Crowdfunding may yet become a reality in North Carolina with the filing of a new bill in the state Senate on Wednesday. It’s called PACES, or “Providing Access To Entrepreneurs/Small Business.”

Legislation also has been introduced in the House.

With bills on the agenda in both houses, perhaps the politicos will keep legislation apart from the ongoing squabble over economic incentives that ended up derailing bipartisan-supported crowdfunding a year ago.

Entrepreneurs and people looking to invest in startups can only hope the General Assembly will keep crowdfunding separate from the incentives debate, which continues to rage.

Senators Tamara Barringer, Ralph Hise and Rick Gunn are the primary backers of the North Carolina Providing Access to Capital for Entrepreneurs and Small Business Act (S481.)

You can read the details here:

Triangle angel investor and entrepreneur Mark Easley and others have been lobbying for crowdfunding the past two years. Gov. Pat McCrory and his administration also support the new means of funding startups.

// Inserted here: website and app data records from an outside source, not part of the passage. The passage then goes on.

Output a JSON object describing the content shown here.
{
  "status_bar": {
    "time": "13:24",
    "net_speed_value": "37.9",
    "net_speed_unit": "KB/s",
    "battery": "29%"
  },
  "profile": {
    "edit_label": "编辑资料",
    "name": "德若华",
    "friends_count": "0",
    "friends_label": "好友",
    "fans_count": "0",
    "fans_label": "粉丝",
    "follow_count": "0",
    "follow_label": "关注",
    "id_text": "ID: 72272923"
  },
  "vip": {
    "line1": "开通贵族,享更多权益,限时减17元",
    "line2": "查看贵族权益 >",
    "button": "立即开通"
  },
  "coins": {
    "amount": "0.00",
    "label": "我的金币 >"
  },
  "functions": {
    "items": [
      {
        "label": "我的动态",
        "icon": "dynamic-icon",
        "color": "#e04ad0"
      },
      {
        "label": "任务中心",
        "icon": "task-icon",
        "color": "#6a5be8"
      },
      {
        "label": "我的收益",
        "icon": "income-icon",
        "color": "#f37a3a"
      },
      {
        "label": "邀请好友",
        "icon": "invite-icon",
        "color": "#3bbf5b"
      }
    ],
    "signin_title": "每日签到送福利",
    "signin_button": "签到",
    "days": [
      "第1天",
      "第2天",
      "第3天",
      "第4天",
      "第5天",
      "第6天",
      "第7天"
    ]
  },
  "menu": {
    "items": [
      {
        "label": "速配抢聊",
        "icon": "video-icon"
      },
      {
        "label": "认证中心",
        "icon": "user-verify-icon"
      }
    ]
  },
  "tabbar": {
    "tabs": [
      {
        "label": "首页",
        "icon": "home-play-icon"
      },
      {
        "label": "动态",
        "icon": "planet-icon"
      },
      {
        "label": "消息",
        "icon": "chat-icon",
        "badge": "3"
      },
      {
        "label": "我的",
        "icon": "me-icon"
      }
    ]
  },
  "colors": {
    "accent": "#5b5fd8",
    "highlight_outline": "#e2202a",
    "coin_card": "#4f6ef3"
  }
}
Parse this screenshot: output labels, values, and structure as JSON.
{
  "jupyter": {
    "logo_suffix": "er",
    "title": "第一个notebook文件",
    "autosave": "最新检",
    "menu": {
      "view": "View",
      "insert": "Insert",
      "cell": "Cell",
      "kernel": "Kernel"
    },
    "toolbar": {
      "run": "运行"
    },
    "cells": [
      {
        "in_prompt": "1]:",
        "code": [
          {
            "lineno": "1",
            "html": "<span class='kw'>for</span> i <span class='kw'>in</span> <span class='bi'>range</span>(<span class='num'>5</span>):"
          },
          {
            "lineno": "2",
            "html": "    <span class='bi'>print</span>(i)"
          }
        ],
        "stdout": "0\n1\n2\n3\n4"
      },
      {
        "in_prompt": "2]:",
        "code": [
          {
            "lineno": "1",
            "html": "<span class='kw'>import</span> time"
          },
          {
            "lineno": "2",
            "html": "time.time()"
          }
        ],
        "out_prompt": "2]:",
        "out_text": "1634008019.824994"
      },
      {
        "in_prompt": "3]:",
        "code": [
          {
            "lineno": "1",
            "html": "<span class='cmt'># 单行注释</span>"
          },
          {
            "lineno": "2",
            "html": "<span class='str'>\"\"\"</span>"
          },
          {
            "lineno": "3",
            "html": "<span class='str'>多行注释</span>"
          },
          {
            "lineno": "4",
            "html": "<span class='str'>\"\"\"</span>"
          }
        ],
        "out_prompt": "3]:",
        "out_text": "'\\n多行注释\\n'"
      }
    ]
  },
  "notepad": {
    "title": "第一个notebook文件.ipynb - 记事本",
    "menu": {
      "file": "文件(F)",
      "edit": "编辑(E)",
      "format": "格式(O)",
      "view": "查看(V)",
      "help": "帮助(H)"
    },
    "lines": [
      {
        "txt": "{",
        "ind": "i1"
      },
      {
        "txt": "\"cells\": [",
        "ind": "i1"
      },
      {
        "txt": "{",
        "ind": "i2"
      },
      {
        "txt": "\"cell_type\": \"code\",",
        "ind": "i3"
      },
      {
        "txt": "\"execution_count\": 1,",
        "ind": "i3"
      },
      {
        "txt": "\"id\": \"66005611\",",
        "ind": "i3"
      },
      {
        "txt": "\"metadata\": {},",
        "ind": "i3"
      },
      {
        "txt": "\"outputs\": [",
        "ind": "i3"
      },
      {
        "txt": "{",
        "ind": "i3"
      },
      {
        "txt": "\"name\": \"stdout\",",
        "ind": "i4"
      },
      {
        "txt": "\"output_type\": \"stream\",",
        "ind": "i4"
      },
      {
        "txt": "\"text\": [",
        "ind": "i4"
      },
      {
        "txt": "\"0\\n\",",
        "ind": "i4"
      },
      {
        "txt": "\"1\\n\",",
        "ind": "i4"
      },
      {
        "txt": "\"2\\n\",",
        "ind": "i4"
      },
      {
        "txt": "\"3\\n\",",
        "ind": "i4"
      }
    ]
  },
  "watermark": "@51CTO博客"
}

As Easley notes in a blog, the new bill reflects a broad effort to get the bill passed. And as he notes – importantly – it’s a “stand alone” bill.

“Senate Bill S481 is the stand alone version of the NC JOBS/PACES Act that our working group reviewed and recommended back in January, and that the Governor and Commerce Secretary Skvarla have been promoting. The working group consists of the NC JOBS/PACES Act private sector team of attorneys and crowdfunding business experts, the NC Secretary of State Securities Division, and the NC Commerce Department. This bill is based on the original NC JOBS Act, with some enhancements recommended by the working group,” Easley writes.

Companies could raise as much as $2 million and promote the investments over the Internet, assuming proper disclosure rules are followed.

“Non-accredited” investors also can play, potentially adding hundreds of thousands of people to the investment crowd.

Here’s the definition of “non-accredited investor,” according to Investopedia:

“An investor who does not meet the net worth requirements for an accredited investor under the Securities & Exchange Commission’s Regulation D. A non-accredited individual investor is one who has a net worth of less than $1 million (including spouse) and who earned less than $200,000 annually ($300,000 with spouse) in the last two years.”

Accredited (high net-worth individuals) and non-accredited backers can put as much as $5,000 into a company per year.

“This is a financial investment model that is well understood by the start-up investment and small business services community,” Easley says of the bill. “The NC PACES Act is also compatible with crowdfunding initiatives at the Federal level and with those being implemented in other states.”